Public awareness of the safety issues surrounding oxidative hair dyes was heightened in the 1970s when aromatic diamines were found to be positive in the Ames test – an early bacterial test for mutagenicity. This prompted extensive testing and the banning of some materials but not PPD and PTD, which were determined to be non-carcinogenic.
But the most publicised concern for these materials is their property of extreme sensitisation. The effects on the consumer can be immediate and obvious, and unfortunately make good visual copy for media reports. It is most probably true that if these materials were invented today, their use in cosmetics would not be permitted but they remain in use as no effective replacements have been found. Quite why this is the case is probably only known in detail to the major manufacturers but it’s likely that alternatives have reduced performance, or no significant decrease in sensitisation potential, and higher cost.
Currently, all hair dyes are regulated for use in cosmetics in most, if not all, countries of the world. The EU and US have diverged somewhat with the EU banning materials that are regarded as unsafe or that do not have the support to create the desired level of safety data. The EU cosmetics directive was first published in 1976, marking the start of a long journey to create a positive list for hair dyes. Today, this is still to be realised, but is envisaged to occur in July 2013, when the new EU cosmetics regulation comes into force.

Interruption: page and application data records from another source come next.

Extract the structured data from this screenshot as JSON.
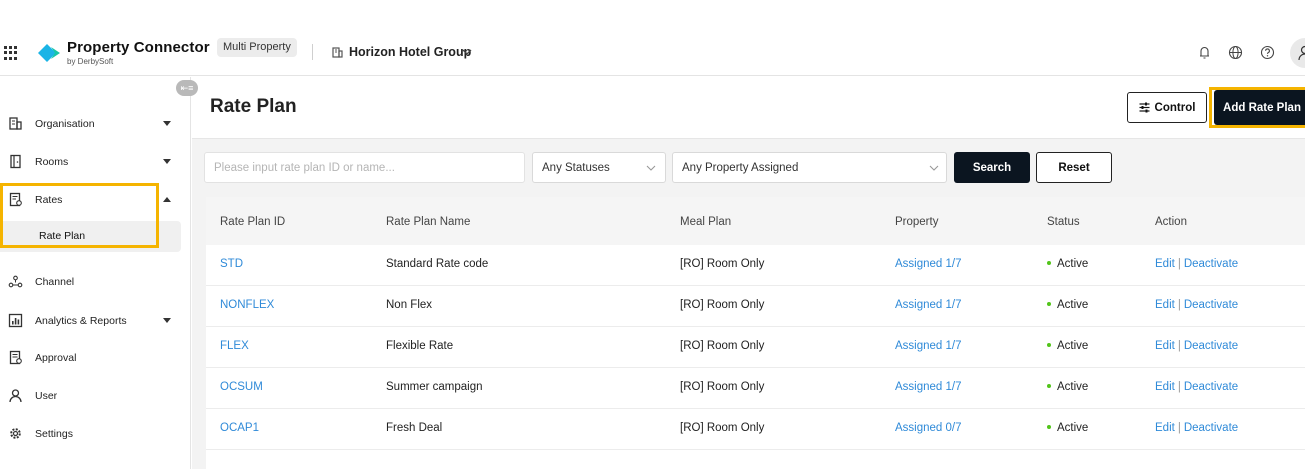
{
  "header": {
    "brand_title": "Property Connector",
    "brand_sub": "by DerbySoft",
    "mode_badge": "Multi Property",
    "hotel_group": "Horizon Hotel Group"
  },
  "sidebar": {
    "collapse_label": "⇤≡",
    "items": [
      {
        "label": "Organisation",
        "icon": "building-icon",
        "arrow": "down"
      },
      {
        "label": "Rooms",
        "icon": "door-icon",
        "arrow": "down"
      },
      {
        "label": "Rates",
        "icon": "rates-doc-icon",
        "arrow": "up"
      },
      {
        "label": "Channel",
        "icon": "channel-network-icon"
      },
      {
        "label": "Analytics & Reports",
        "icon": "analytics-icon",
        "arrow": "down"
      },
      {
        "label": "Approval",
        "icon": "approval-icon"
      },
      {
        "label": "User",
        "icon": "user-icon"
      },
      {
        "label": "Settings",
        "icon": "gear-icon"
      }
    ],
    "sub_item": "Rate Plan"
  },
  "page": {
    "title": "Rate Plan",
    "control_label": "Control",
    "add_label": "Add Rate Plan"
  },
  "filters": {
    "search_placeholder": "Please input rate plan ID or name...",
    "status_value": "Any Statuses",
    "property_value": "Any Property Assigned",
    "search_label": "Search",
    "reset_label": "Reset"
  },
  "table": {
    "headers": [
      "Rate Plan ID",
      "Rate Plan Name",
      "Meal Plan",
      "Property",
      "Status",
      "Action"
    ],
    "edit_label": "Edit",
    "sep": "|",
    "deactivate_label": "Deactivate",
    "rows": [
      {
        "id": "STD",
        "name": "Standard Rate code",
        "meal": "[RO] Room Only",
        "property": "Assigned 1/7",
        "status": "Active"
      },
      {
        "id": "NONFLEX",
        "name": "Non Flex",
        "meal": "[RO] Room Only",
        "property": "Assigned 1/7",
        "status": "Active"
      },
      {
        "id": "FLEX",
        "name": "Flexible Rate",
        "meal": "[RO] Room Only",
        "property": "Assigned 1/7",
        "status": "Active"
      },
      {
        "id": "OCSUM",
        "name": "Summer campaign",
        "meal": "[RO] Room Only",
        "property": "Assigned 1/7",
        "status": "Active"
      },
      {
        "id": "OCAP1",
        "name": "Fresh Deal",
        "meal": "[RO] Room Only",
        "property": "Assigned 0/7",
        "status": "Active"
      }
    ]
  },
  "colors": {
    "accent_link": "#2f8ad8",
    "primary_button": "#0b1520",
    "highlight": "#f5b400",
    "active_dot": "#52c41a",
    "brand_logo": "#1ab4e6"
  }
}
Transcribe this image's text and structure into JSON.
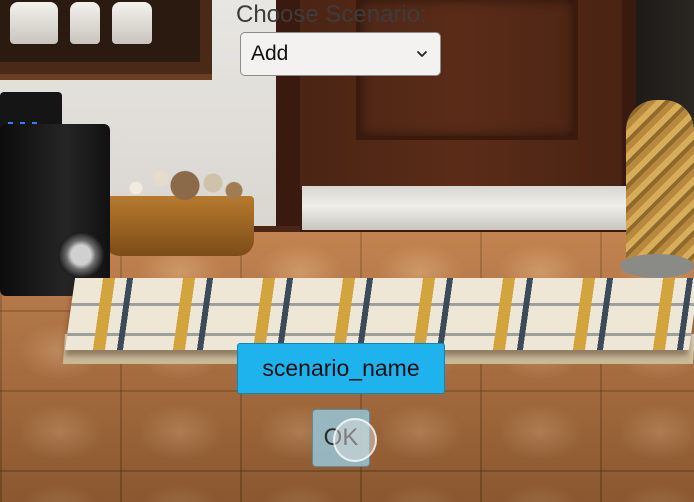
{
  "scenario_picker": {
    "label": "Choose Scenario:",
    "selected": "Add"
  },
  "scenario_name_button": {
    "label": "scenario_name"
  },
  "ok_button": {
    "label": "OK"
  },
  "colors": {
    "name_button_bg": "#1fb3ee",
    "ok_button_bg": "#96c4d6",
    "select_bg": "#f3f2f0"
  },
  "icons": {
    "select_arrow": "chevron-down-icon"
  }
}
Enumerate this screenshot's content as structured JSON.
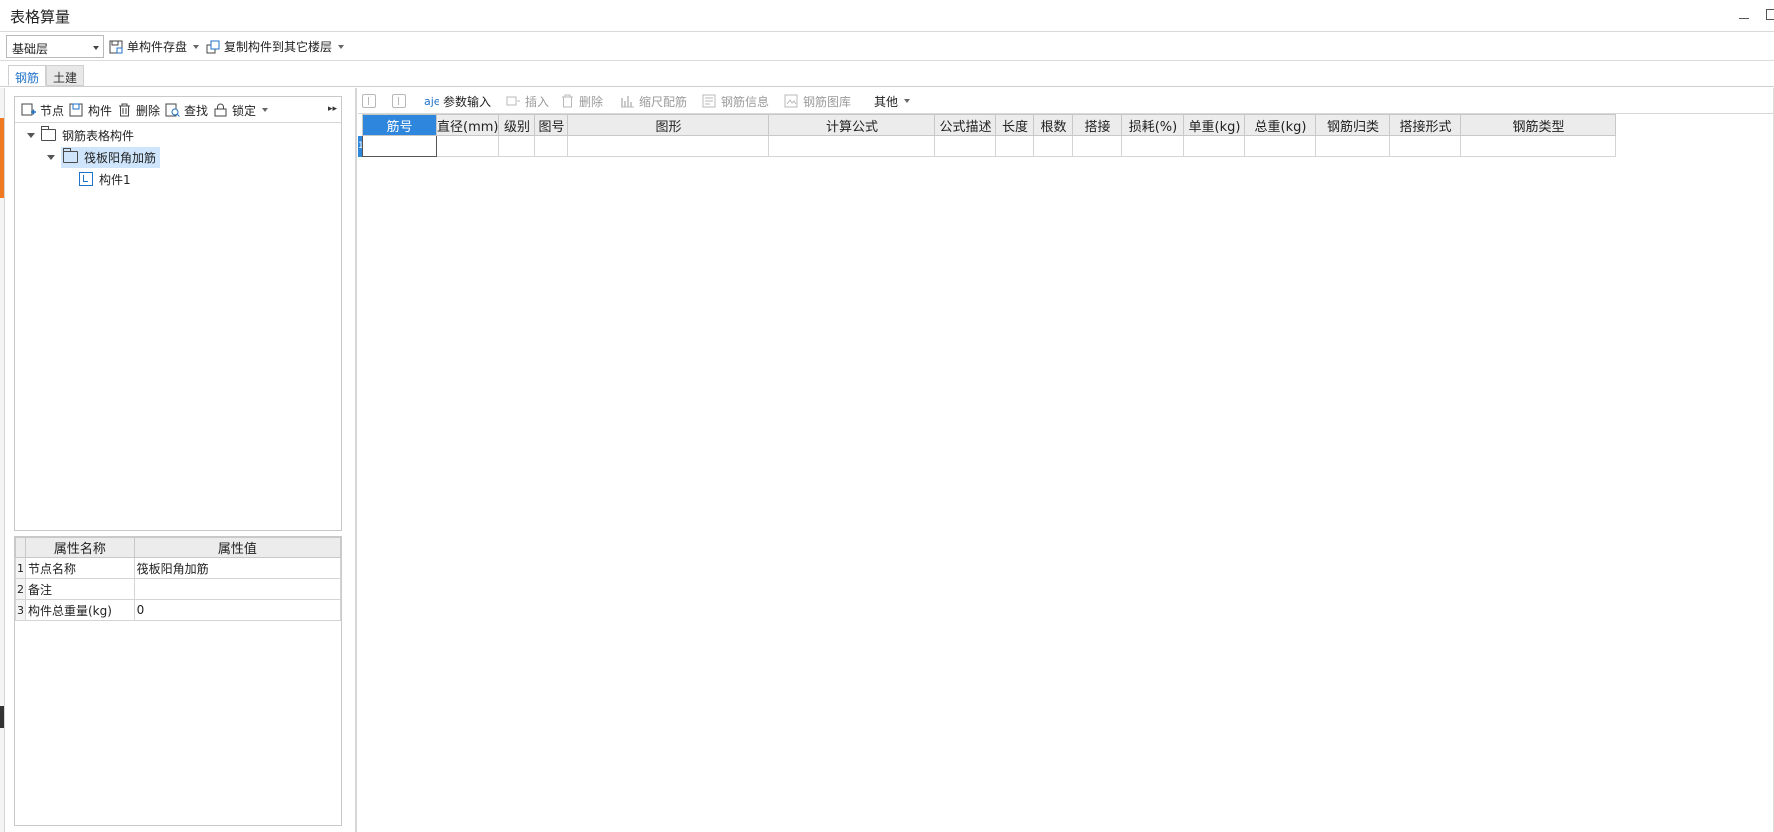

Under the current directive, PPD and PTD are permitted for use in hair colouring products below certain concentrations and with a range of mandatory warnings. However, neither of these materials has ever gained a ‘satisfactory’ opinion from the Scientific Committee for Consumer Safety (SCCS), an expert committee of the European commission. The amount of toxicology and safety data for these chemicals is very large and some of the early data are not very good. This makes a fair evaluation of these materials and their safety in cosmetics most difficult.
In July 2012, the SCCS published new draft opinions for both PPD and PTD. These draft opinions (the conclusions of which have been written very carefully) stop short of explicitly stating that these materials are ‘safe for use’ and do state that the frequency of allergic reactions remains a ‘considerable concern for consumer safety’. It is debateable whether the conclusions to these opinions are completely satisfactory, and it remains to be seen whether the commission will respond to these opinions with any further regulatory action.
Despite these problems, the chances of replacements being created for PPD and PTD are not good. The amount of testing required by the SCCS for a new hair dye material is extensive and expensive. In addition, the last phase of an EU ban on testing chemicals for cosmetic use should come into force in 2013. Although progress is being made in replacing animal tests, there is likely to be a considerable gap before new materials might be available. New products may well become available elsewhere in the world but not (legally) in the EU. It is perhaps ironic that actions put in place by the commission may actually stop the development of safer hair colouring.
In the meantime, sensitisation reactions may be lessened with consumer education, but product packaging is already dense with information, which can be most confusing to the consumer. And while alternative hair colouring methods may be developed, the consumer might have to give up some degree of performance. The future of PPD and PTD is almost certainly going to remain rocky but they may well be with us for a while yet.
Bob Hefford has worked for both Unilever and Clairol, and is currently director of Independent Cosmetic Advice. His clients include companies who use PPD and those working to replace it